According to a worrying new report from Scottish Widows, half of the UK’s mortgage holders have no life cover in place. This equates to 8.2 million people who have left themselves and their families financially exposed should the worst happen.
The research also found that only 20% have a critical illness policy, leaving many more millions at risk of financial hardship or losing their home if they were to become seriously ill.
33% admit that if they or their partner were unable to work for six months or longer due to ill health or personal injury, they’d be unable to live on a single income. And 43% of those who couldn’t cope with a single wage say they would resort to dipping into their savings in order to survive.
Yet 43% say their savings would last for no more than a couple of months and 15% don’t even know how much they have, meaning they could be relying on backup which doesn’t actually exist.
Just under a quarter (23%) could only afford to pay household bills for a maximum of three months if they or their partner were unable to work, and 23% could make a maximum of just three monthly mortgage payments. Another 15% admit they’re not actually sure how long they’d be able to cope with their mortgage payments.

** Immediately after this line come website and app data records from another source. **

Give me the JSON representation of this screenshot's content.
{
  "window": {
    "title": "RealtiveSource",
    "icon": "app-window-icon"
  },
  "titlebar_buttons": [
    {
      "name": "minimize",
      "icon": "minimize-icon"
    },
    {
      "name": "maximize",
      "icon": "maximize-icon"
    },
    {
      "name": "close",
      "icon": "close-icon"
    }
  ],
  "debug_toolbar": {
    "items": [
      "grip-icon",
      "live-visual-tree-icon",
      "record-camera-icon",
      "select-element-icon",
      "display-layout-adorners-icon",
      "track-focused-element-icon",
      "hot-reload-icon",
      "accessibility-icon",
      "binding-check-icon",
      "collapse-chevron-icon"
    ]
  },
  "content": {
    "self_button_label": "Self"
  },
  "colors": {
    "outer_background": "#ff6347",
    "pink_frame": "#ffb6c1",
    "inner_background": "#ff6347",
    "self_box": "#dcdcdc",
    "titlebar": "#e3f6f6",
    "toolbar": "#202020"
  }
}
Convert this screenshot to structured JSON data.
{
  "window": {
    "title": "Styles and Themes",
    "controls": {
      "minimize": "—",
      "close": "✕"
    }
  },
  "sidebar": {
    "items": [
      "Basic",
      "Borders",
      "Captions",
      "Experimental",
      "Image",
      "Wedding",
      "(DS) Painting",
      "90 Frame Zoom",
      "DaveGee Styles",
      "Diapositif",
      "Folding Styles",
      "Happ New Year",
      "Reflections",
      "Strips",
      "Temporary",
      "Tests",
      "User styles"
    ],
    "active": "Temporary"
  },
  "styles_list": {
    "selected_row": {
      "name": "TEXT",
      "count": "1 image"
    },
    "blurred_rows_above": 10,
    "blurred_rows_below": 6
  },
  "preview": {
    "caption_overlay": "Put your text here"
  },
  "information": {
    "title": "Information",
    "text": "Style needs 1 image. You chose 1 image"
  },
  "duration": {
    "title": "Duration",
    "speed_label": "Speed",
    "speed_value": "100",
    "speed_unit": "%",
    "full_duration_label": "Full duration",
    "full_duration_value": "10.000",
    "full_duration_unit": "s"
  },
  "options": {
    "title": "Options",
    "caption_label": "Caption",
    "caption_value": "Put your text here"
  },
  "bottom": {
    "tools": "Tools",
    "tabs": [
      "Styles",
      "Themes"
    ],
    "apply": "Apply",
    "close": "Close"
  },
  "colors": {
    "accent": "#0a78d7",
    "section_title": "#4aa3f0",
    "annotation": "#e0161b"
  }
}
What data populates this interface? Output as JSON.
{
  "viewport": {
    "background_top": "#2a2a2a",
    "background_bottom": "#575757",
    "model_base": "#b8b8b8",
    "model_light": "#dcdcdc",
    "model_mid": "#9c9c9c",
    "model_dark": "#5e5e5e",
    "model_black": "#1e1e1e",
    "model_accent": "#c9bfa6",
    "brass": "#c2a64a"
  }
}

Welfare reforms make the case for financial protection all the more pressing. A quarter (25%) of mortgage holders who say they’d be unable to live on a single income if their partner were unable to work also admit that they’d rely on state benefits to ensure they could manage financially.
But changes to Support for Mortgage Interest, which is the only safety net in place for many families if they were unable to pay their mortgage, mean that people now have to wait 39 weeks before receiving this benefit instead of the previous 13, which could be too late for many if they have no other protection in place.
Johnny Timpson, protection specialist at Scottish Widows, says: “None of us want to think about the worst, but our findings show that there are an alarming number of mortgage holders who are putting themselves at significant risk by failing to arrange cover for the unexpected.
Many people believe that they’ll be able to rely on the State if the unforeseen happens, but recent cuts to welfare benefits are exacerbating their vulnerability.”
Chris Gowland, Mortgage Director at Halifax, said: “Taking out a mortgage is the biggest financial commitment many of us will ever make, so it’s concerning to see that only half of the UK’s mortgage holders have taken out life assurance, and even fewer have critical illness cover.
Having a financial plan in place will help protect your home in this type of eventuality and give greater peace of mind when it comes to what may be your greatest financial investment.”
I have been a broker for over 20 years and I can say, without a doubt, the reason why there is less life insurance is because there is less sales people to sell it and that is down to government and the amount of regulation that surrounds this industry.
What happen to the Man for the Co-op? The man for the UF? And various others? Answer regulation costs and these companies found that they could no longer run their business on that model any longer because of the cost of training, regulation and licensing.
Want to fix the problem? GET RID OF THE REGULATION!!!!